The One Who Sings Needs to Dwell. Experiments in Residential Architecture in Brazil from the 1980s
Research Area 3: Objects, Traces, Mapping: Everyday Experience of Spaces
The main interest of my research is to explore a) the socially engaged role of architects, b) the possibilities of different production of urban space in the cities of the Global South, namely São Paulo, Brazil.
I am interested in the possibilities and the limits of a socially critical approach of the architects who challenge the capitalist exploitation of urban space and marginalization of the poor in cities. In my Master’s thesis I studied the idea of collective housing developed by left-wing architects during the 1920s and 1930s as a critique of the poor housing condition of workers, state inaction, and landlords and speculators profiting from this situation.
Following critical architectural practice inspired by left-wing thinking I chose to work on the so-called technical auxiliary group Usina in São Paulo, Brazil, which has already been since the 1980s supporting social movements to build housing in a self-managed manner. The self-managed construction is an answer to long-lasting housing shortage in São Paulo and to government housing programs which place the poor at the periphery of the city, where urban infrastructure is scarce. In this self-managed process, the role of the architects is crucial for negotiations with the state authorities and for participative design process with the future resident families. The attempt to democratize the technical knowledge related to housing production establishes a link between Brazilian architects and such European architects as Giancarlo de Carlo, Lucien Kroll, John Habraken and Ralph Erskine, who during the 1960s and 1970s tried to develop participative strategies to involve future users in the design process as well.
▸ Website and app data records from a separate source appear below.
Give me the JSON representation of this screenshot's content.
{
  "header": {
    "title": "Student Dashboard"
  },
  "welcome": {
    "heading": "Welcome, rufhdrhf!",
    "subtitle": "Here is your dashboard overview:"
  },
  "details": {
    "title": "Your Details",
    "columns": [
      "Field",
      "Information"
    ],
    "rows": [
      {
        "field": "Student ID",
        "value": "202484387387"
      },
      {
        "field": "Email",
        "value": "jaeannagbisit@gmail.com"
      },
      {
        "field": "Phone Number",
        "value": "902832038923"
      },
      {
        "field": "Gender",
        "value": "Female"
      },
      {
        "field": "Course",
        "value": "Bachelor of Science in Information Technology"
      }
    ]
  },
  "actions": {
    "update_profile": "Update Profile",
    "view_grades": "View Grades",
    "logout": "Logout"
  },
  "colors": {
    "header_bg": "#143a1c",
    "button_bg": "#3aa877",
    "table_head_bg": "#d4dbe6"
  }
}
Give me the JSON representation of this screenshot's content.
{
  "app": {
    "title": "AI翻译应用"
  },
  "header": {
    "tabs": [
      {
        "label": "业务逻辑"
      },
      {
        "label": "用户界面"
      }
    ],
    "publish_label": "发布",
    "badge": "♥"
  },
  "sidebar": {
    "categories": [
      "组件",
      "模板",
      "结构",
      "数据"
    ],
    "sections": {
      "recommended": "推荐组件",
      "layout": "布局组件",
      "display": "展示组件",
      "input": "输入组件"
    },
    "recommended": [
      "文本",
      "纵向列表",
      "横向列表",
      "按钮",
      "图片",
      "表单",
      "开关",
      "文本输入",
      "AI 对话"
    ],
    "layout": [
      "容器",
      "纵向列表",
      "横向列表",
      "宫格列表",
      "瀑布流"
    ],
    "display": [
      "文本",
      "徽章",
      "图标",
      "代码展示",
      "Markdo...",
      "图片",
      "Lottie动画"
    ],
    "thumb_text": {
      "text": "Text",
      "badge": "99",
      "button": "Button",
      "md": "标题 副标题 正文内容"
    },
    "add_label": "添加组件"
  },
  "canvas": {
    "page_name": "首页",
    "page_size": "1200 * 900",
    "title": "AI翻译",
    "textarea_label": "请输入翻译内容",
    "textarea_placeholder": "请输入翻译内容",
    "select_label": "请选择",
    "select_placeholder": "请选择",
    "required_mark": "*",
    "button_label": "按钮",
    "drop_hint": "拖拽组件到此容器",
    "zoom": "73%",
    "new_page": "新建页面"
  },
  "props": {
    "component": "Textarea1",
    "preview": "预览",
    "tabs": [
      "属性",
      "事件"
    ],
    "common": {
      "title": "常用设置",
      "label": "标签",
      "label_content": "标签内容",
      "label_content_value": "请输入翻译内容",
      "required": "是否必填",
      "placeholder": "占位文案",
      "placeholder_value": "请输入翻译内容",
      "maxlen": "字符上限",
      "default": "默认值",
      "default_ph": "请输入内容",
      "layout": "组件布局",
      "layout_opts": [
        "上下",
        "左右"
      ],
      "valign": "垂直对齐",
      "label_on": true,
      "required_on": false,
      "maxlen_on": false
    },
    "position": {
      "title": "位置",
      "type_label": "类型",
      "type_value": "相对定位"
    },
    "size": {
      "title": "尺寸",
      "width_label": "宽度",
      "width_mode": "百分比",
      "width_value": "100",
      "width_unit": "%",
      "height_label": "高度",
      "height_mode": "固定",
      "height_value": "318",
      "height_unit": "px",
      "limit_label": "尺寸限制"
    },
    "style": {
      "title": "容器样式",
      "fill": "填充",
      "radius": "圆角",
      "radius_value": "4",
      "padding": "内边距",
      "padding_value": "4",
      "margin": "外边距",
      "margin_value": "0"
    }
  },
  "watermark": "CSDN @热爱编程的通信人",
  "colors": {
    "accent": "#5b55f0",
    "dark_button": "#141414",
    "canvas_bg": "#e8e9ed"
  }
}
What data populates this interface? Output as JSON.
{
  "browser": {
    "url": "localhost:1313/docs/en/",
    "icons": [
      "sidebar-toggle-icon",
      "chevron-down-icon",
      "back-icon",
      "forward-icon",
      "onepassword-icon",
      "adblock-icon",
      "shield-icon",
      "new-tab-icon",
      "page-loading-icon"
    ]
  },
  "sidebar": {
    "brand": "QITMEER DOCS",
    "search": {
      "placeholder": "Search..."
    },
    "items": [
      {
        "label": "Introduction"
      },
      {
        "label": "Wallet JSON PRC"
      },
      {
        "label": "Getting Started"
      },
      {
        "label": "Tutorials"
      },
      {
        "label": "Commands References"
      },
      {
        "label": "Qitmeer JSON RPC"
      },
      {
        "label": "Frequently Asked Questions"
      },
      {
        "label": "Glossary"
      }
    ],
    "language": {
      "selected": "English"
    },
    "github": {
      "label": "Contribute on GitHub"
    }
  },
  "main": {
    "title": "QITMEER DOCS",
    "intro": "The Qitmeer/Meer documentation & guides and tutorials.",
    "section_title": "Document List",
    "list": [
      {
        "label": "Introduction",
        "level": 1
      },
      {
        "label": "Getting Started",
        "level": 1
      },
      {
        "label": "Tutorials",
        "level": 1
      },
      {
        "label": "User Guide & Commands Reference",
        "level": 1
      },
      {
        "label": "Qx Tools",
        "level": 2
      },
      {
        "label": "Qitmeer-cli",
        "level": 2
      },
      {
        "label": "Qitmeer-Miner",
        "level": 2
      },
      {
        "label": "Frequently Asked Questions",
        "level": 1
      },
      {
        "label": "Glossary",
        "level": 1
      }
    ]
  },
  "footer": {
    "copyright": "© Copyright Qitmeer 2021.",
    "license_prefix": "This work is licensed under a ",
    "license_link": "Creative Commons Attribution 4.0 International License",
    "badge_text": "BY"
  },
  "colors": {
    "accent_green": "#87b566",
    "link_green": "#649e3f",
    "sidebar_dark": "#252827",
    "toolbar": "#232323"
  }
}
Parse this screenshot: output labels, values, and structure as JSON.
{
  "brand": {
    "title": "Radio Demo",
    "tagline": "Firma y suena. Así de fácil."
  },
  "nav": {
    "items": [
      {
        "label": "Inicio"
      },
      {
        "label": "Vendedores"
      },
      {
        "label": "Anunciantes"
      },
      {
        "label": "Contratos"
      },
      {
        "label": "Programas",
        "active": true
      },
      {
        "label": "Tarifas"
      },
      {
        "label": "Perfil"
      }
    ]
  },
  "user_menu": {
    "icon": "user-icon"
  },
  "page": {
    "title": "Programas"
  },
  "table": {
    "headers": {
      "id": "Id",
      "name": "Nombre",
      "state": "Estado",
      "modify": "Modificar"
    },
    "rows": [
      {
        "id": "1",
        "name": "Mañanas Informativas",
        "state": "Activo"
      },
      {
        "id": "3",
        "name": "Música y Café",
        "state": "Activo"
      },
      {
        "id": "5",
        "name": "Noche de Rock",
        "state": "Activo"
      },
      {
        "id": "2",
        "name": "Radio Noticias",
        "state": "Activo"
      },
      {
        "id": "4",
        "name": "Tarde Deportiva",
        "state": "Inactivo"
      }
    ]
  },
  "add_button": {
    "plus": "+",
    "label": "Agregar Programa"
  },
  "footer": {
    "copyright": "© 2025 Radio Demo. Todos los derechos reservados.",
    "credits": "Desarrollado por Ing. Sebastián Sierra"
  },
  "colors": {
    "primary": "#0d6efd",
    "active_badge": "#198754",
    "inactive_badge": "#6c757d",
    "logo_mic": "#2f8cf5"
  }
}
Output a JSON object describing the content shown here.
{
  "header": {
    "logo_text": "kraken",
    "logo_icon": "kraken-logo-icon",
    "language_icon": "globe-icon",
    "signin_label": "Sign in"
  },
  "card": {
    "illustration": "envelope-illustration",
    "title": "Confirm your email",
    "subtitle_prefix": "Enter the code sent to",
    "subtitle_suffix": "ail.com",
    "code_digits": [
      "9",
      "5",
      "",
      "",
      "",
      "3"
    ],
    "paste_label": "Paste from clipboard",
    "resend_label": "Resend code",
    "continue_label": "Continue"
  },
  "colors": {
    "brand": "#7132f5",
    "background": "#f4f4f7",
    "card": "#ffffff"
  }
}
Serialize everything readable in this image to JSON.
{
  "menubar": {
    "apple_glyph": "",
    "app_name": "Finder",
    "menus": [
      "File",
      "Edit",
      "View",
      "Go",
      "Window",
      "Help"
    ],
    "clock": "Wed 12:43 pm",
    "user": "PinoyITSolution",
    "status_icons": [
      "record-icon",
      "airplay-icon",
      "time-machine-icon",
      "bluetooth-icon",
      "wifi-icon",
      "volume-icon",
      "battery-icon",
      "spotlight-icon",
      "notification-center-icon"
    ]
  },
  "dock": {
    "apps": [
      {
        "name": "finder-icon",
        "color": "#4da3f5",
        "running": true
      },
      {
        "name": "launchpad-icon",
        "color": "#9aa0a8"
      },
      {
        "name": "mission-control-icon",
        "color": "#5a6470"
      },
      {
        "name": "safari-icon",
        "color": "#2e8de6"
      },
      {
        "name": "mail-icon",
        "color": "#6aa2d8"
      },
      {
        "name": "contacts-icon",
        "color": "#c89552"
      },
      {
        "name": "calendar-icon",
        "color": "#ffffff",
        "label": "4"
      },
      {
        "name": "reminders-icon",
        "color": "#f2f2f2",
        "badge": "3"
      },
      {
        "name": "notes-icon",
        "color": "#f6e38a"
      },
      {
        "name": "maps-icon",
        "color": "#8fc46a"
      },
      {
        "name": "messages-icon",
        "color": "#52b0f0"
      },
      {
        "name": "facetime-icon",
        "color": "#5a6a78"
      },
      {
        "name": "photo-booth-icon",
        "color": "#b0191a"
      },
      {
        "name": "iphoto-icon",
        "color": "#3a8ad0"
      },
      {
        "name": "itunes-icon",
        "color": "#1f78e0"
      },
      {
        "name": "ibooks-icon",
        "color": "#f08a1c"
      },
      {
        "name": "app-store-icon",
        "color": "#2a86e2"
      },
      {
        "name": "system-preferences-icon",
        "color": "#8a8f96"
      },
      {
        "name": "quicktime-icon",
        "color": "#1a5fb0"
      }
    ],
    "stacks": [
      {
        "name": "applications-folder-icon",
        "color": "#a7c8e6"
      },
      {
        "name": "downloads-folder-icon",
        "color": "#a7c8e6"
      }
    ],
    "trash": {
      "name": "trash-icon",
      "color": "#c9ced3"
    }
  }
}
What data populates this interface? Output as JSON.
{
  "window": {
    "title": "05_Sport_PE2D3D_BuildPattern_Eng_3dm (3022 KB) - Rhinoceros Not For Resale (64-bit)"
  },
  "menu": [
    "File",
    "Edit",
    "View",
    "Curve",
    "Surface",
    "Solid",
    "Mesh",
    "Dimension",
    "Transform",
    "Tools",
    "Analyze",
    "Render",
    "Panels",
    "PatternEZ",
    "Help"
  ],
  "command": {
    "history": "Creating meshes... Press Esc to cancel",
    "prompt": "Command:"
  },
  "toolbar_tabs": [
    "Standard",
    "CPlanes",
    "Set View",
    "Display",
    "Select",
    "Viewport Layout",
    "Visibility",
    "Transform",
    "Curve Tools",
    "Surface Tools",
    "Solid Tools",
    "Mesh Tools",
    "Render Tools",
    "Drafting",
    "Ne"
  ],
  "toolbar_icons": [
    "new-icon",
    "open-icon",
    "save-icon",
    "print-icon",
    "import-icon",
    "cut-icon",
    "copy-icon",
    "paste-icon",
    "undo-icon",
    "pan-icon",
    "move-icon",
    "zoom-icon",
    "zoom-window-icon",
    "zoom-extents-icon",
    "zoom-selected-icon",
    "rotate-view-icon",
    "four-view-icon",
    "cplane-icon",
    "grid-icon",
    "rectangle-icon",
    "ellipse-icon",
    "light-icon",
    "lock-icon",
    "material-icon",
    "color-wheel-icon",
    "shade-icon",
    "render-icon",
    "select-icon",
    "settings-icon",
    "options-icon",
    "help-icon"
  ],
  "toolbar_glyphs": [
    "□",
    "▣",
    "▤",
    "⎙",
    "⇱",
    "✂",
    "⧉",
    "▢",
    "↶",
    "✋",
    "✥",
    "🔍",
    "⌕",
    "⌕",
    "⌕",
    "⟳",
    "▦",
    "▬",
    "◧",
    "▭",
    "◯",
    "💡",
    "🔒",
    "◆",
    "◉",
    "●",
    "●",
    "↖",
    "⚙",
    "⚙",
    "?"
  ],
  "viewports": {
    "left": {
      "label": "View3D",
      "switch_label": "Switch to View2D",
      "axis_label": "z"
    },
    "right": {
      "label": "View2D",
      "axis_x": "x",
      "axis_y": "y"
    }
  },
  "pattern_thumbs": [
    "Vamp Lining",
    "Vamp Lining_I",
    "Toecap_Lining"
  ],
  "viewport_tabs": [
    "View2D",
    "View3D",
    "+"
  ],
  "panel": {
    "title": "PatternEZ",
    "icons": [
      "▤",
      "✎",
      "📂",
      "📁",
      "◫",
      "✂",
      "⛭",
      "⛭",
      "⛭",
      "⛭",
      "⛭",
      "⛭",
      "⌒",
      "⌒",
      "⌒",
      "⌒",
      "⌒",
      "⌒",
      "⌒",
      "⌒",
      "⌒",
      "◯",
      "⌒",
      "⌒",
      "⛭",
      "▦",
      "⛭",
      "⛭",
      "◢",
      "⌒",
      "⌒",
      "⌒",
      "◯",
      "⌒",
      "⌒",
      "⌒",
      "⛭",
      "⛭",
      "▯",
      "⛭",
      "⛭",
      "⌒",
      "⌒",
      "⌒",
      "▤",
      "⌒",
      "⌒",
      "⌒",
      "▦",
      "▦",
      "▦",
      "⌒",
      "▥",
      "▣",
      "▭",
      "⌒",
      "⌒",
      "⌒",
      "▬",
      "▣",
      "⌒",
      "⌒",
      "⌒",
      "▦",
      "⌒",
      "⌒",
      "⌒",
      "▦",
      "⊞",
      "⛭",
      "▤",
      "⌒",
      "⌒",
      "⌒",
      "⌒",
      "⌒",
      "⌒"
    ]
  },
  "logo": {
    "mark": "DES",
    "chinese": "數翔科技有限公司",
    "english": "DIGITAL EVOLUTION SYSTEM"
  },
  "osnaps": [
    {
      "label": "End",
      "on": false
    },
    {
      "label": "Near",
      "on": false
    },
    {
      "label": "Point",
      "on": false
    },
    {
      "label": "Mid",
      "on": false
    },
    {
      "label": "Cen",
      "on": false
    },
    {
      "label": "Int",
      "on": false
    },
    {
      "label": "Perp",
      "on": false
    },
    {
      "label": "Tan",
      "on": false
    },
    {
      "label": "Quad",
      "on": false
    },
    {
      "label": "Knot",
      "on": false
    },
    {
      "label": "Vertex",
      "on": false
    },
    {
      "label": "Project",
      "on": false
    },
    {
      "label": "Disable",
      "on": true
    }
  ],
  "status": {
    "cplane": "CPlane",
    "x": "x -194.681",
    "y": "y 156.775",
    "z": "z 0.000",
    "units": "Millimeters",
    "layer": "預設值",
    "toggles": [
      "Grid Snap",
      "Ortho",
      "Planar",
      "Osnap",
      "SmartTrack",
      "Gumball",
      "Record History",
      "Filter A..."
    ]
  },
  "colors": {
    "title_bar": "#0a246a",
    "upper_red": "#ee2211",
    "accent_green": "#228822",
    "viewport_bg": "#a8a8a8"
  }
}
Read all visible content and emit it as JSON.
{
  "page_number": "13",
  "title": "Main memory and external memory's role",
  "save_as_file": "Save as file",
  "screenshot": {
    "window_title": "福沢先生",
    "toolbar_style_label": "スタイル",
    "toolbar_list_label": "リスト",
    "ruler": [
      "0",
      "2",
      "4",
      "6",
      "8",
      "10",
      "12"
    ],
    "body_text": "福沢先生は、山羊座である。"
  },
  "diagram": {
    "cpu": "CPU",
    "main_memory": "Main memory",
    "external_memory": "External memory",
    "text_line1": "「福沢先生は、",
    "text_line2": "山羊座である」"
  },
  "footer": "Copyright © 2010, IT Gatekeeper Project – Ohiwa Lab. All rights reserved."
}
My research also refers to the work of architect John F.C. Turner, who criticized state-run programs that tried to solve housing problem by mass housing construction on the peripheries and by demolishing self-built slums. He recognized the virtues of self-constructed living environment of slums characteristic of the big Latin American cities and saw it as a possible point of departure for a different manner of housing production and production of urban space. The Brazilian pattern draws less its inspiration from self-construction than from the self-management of construction by future residents, even though part of the construction works is also carried out by future residents.
The Brazilian self-managed architecture seems to enable the Brazilian urban poor to take part in the shaping of the urban space, even in the small scale, and is a tool to reach their ʻright to the cityʼ in the sense of Henri Lefebvre and David Harvey. And in this process they largely rely on architects’ support.
2012—: PhD candidate in Art History, Faculty of Arts, Charles University, Prague
2012: MA in Art History, Faculty of Arts, Charles University, Prague. Topic: Collective Housing After the Second World War: The Collective Houses Built in Czechoslovakia
Research grants and projects
2014—: Truly Participate. Self-Managed Architecture in Brazil.
Research grant, Grant Agency of the Charles University.
2014—: “My house is also your house”. Collective Housing in Czechoslovakia and its Changes in Time. Exhibition project for the Olomouc Museum of Art, Regional Gallery of Fine Arts in Zlín, Aleš South Bohemian Gallery in České Budějovice and Regional Art Gallery in Liberec.
2013: Hotel-type houses in Czechoslovakia: the Updated Idea for Collective Housing in the 1960s. Research grant, Internal Grant of Faculty of Art, Charles University.
Selected conferences and workshops
- “Self-managed housing construction in Brazil.” Paper presented at the International Conference “From Contested_Cities to Global Urban Justice – Critical Dialogues,“ Madrid, July 4-7, 2016.
- “The self-managed architecture in Brazil approached by ANT.” Paper presented at the workshop Blurred Lines: Working Symmetrically in Anthropology and Archeology organized by Wert und Äquivalent Graduirtenkolleg, Goethe University in Frankfurt am Main, Ebernburg, June 2015.
- “Squatting as form of commoning.” Paper presented at Commons conference, Prague, June 2014.
- “Hotel Type Housing as an Upgrading of Collective Housing Ideas in the 1960s.” Paper presented at History of Buildings conference, Nečtiny u Plzně, March 2014.
Selection of publications
- “Thinking Symmetrically”, Cargo: Journal for Sociocultural Anthropology, 2015.
- “Real participation? Architecture is Way Too Important to Be Left Just to Architects”, Era 21 – more on architecture!, 2015.
- “Hotel Type Housing as an Upgrading of Collective Housing Ideas in the 1960s”, Umění/Art, the peer-review magazine of Institute of Art History, Academy of Sciences of the Czech Republic, 2014.